Work out how many lines below contain "this". Provide only the figure.

*** AVAILABLE DATA Section Begins ***

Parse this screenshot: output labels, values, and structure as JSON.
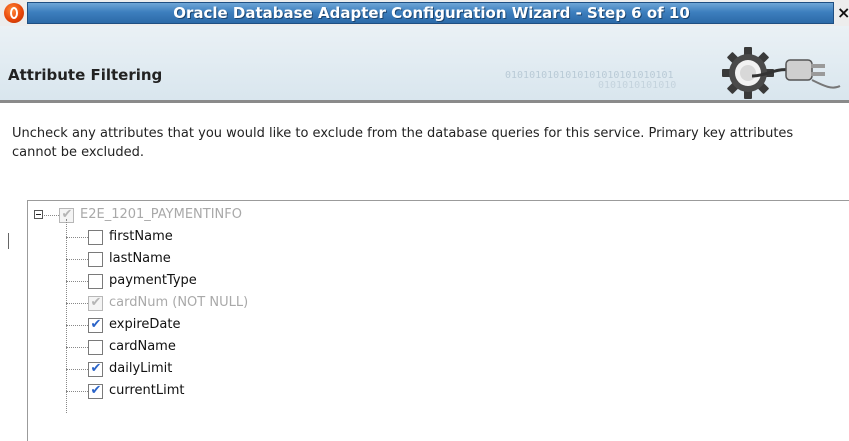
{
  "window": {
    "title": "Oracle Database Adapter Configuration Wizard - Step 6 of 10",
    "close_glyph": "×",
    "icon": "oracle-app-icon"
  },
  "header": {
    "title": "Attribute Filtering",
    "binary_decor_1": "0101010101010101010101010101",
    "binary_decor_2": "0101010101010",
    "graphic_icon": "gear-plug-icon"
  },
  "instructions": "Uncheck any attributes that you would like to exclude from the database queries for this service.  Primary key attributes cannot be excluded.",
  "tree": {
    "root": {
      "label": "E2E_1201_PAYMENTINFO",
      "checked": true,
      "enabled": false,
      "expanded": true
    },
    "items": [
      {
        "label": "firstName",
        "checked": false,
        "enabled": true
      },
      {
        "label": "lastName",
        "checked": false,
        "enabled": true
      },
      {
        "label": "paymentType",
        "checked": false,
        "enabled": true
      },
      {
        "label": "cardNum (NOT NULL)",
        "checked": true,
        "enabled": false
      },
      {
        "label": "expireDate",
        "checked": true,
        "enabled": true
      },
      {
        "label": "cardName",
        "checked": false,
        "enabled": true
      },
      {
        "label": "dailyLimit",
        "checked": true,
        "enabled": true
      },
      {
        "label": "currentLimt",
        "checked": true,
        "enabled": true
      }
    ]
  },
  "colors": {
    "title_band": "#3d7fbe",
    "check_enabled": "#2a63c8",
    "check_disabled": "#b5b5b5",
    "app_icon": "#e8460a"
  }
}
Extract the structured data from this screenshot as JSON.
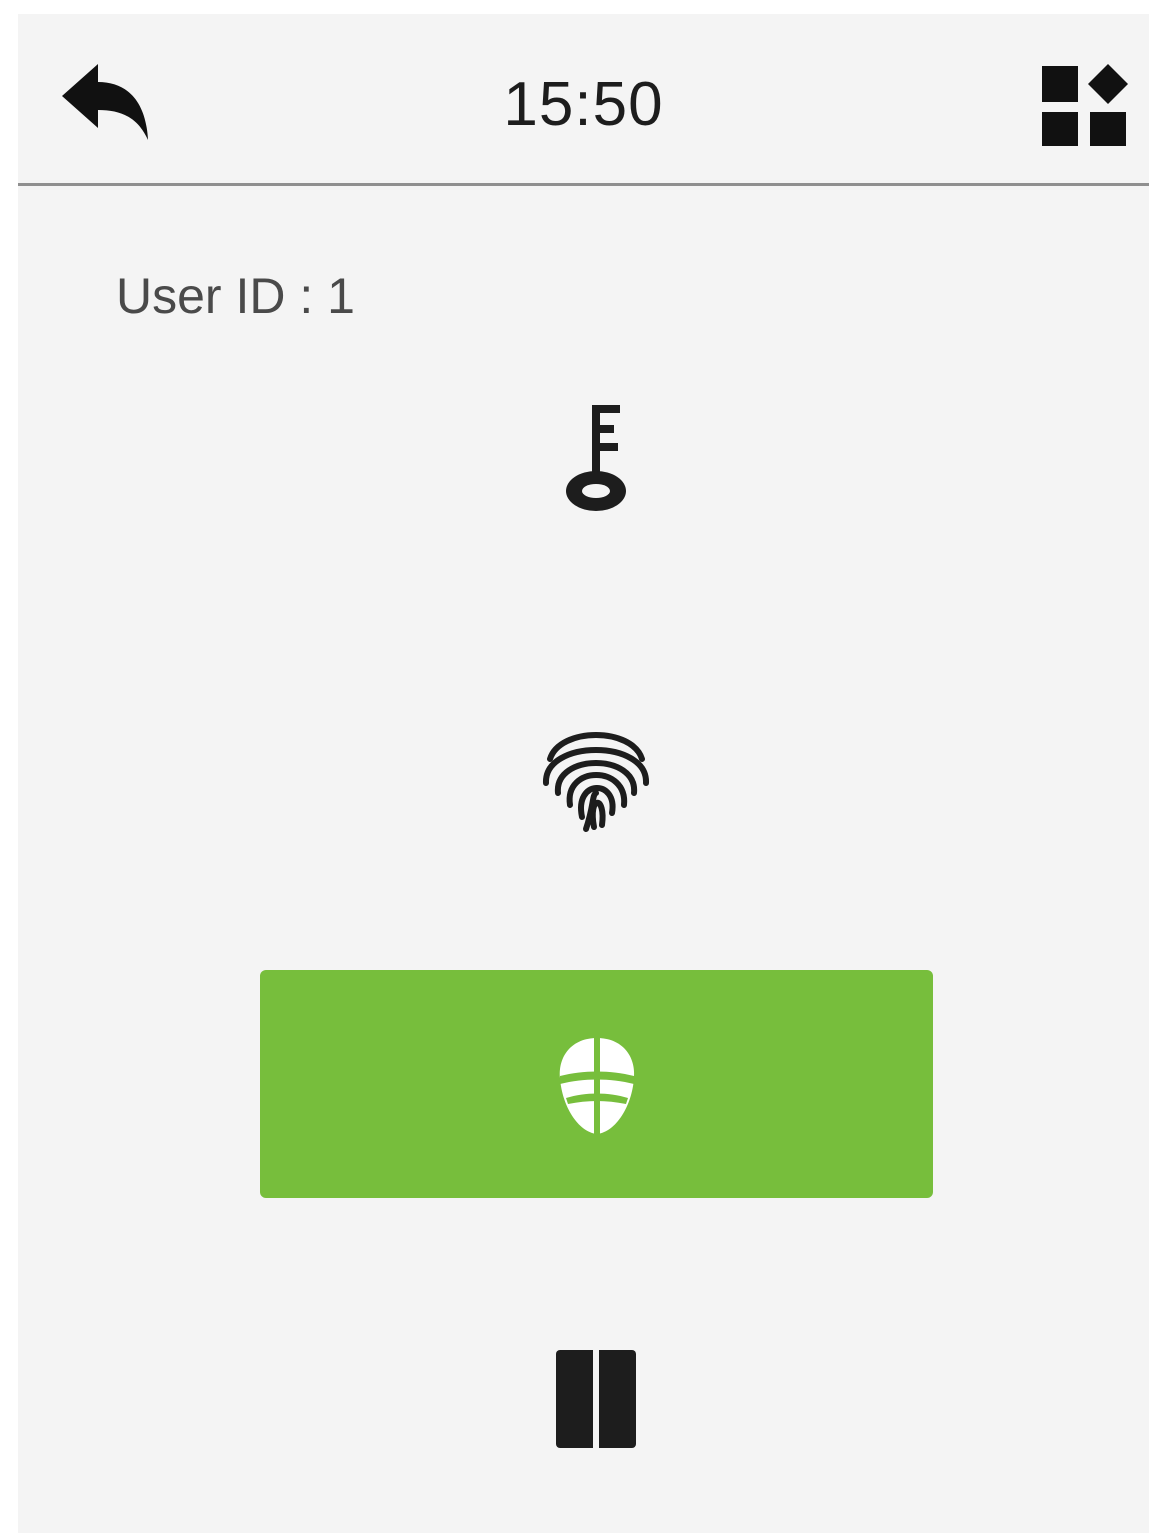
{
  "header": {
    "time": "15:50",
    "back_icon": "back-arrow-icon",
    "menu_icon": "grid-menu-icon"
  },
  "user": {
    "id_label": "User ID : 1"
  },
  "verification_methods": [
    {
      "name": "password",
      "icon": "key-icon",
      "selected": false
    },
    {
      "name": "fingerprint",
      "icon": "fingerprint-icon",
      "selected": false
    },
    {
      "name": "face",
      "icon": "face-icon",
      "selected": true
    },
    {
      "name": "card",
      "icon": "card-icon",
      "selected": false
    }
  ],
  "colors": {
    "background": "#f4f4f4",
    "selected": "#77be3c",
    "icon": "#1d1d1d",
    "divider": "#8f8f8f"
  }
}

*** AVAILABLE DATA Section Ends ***

WRITTEN RESPONSE
3